Since Iran’s leaders two years ago rejected a multilateral package of incentives to halt their uranium-enrichment program, the United States and Europe have adopted a strategy of targeted sanctions. But this effort has failed to slow progress on Iran’s most worrisome nuclear projects.
Rather than engage Iran in a broad-based dialogue, the Bush administration has said it will only negotiate if Iran complies with UN Security Council calls to suspend its nuclear program. At the same time, the president and vice president have suggested that they may be willing to use military force to prevent Iran from “acquiring the knowledge to make nuclear weapons.” (Continue)

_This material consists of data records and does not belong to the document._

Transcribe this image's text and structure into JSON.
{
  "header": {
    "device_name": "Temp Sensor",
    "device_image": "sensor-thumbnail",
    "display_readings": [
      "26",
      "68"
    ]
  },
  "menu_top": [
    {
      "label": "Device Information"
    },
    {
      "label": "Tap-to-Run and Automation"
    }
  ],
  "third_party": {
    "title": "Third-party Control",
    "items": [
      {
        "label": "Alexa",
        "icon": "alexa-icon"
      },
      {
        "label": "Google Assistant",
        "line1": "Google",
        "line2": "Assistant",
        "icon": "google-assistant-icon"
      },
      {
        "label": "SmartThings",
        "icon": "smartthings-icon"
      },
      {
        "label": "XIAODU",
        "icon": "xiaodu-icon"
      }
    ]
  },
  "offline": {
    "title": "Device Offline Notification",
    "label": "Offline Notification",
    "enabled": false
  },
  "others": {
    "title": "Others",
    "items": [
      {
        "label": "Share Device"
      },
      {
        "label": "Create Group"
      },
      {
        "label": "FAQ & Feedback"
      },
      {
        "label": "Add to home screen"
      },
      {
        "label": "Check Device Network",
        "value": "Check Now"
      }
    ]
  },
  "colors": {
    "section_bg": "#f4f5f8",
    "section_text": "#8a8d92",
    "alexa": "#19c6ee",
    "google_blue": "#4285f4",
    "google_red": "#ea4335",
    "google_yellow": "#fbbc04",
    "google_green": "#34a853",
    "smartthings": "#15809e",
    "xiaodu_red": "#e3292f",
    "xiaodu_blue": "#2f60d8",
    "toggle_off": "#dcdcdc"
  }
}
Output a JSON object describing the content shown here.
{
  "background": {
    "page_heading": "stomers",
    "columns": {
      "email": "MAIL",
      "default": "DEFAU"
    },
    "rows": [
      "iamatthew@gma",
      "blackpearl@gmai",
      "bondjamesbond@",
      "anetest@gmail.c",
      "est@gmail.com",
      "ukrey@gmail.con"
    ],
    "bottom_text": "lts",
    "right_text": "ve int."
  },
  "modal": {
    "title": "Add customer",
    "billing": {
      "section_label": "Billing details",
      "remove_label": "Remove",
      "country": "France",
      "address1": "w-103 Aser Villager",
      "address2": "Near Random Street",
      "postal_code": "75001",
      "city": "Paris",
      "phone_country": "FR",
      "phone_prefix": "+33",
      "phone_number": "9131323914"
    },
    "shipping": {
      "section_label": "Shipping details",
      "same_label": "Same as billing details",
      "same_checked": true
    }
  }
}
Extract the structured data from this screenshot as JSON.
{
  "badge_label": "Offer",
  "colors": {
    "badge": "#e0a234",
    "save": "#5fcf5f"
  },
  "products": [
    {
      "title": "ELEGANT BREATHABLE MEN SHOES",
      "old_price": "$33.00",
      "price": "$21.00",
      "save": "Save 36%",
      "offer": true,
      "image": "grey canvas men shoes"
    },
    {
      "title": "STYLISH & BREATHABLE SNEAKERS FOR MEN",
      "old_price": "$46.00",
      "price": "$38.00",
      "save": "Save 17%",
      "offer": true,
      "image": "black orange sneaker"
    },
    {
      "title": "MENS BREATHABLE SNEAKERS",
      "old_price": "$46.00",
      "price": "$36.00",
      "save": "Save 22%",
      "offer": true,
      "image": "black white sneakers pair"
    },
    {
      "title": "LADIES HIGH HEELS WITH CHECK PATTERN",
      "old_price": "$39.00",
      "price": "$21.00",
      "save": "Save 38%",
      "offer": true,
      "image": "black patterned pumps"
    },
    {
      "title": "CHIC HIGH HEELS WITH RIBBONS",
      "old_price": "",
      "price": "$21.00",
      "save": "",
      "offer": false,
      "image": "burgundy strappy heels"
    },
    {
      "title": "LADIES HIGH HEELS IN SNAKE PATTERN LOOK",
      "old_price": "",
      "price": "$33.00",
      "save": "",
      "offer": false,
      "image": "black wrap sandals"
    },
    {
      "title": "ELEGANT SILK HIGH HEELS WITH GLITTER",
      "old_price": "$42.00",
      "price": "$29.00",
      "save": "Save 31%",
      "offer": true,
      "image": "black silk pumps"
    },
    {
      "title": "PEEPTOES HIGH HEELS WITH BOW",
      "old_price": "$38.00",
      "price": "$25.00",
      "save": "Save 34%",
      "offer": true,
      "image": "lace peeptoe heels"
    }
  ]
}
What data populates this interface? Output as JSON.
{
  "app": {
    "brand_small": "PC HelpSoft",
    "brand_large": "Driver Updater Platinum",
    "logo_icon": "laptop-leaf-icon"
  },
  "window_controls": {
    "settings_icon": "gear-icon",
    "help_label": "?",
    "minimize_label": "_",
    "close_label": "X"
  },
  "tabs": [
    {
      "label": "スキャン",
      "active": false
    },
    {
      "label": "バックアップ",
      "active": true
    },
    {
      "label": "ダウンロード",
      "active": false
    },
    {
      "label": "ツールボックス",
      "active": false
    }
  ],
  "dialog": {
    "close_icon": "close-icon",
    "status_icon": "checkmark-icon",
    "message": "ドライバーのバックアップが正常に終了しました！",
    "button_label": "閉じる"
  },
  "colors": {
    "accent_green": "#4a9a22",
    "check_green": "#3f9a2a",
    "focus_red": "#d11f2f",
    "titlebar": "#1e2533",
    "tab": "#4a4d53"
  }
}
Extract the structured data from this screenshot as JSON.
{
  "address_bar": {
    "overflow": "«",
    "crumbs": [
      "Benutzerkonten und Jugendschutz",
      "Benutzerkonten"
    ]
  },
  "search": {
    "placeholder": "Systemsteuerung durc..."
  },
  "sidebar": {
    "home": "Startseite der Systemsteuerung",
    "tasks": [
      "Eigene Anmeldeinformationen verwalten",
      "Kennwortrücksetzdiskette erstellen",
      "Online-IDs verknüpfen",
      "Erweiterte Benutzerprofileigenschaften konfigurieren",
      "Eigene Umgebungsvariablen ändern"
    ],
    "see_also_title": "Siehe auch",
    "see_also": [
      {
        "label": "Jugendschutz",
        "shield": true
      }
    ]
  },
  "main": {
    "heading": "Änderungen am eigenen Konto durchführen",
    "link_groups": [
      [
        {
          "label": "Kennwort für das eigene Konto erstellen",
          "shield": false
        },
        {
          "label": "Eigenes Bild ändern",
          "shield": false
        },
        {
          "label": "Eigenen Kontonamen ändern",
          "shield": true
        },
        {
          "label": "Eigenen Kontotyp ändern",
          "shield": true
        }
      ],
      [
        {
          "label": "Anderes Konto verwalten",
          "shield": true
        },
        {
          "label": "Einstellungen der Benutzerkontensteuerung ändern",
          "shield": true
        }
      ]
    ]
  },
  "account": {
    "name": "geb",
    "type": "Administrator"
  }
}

Two decades ago, President Ronald Reagan proposed a simple yet bold idea to reduce the risks of nuclear-armed ballistic missile attacks and “mutual assured destruction.” At the October 1986 Reykjavik summit with Soviet leader Mikhail Gorbachev, Reagan suggested that both countries eliminate all offensive ballistic missiles within 10 years while researching and developing strategic missile defenses.
Although Gorbachev rejected Reagan’s proposal, the exchange set the stage for the Intermediate-Range Nuclear Forces (INF) Treaty, which scrapped all of their ground-launched missiles with ranges between 500 and 5,500 kilometers and eased Cold War hostilities. (Continue)
After months of contentious negotiations, U.S. and Indian officials recently concluded a formal agreement for nuclear cooperation that contradicts long-standing U.S. nuclear export policies and threatens the global nonproliferation order.
The proposed agreement endorses undefined “India-specific” safeguards and fails to explicitly state that renewed Indian testing would lead to a termination of U.S. nuclear trade. The pact promises India assurances of nuclear fuel supply and advance consent to carry out sensitive nuclear activities that are unprecedented and inconsistent with legislation approved by Congress last year. (Continue)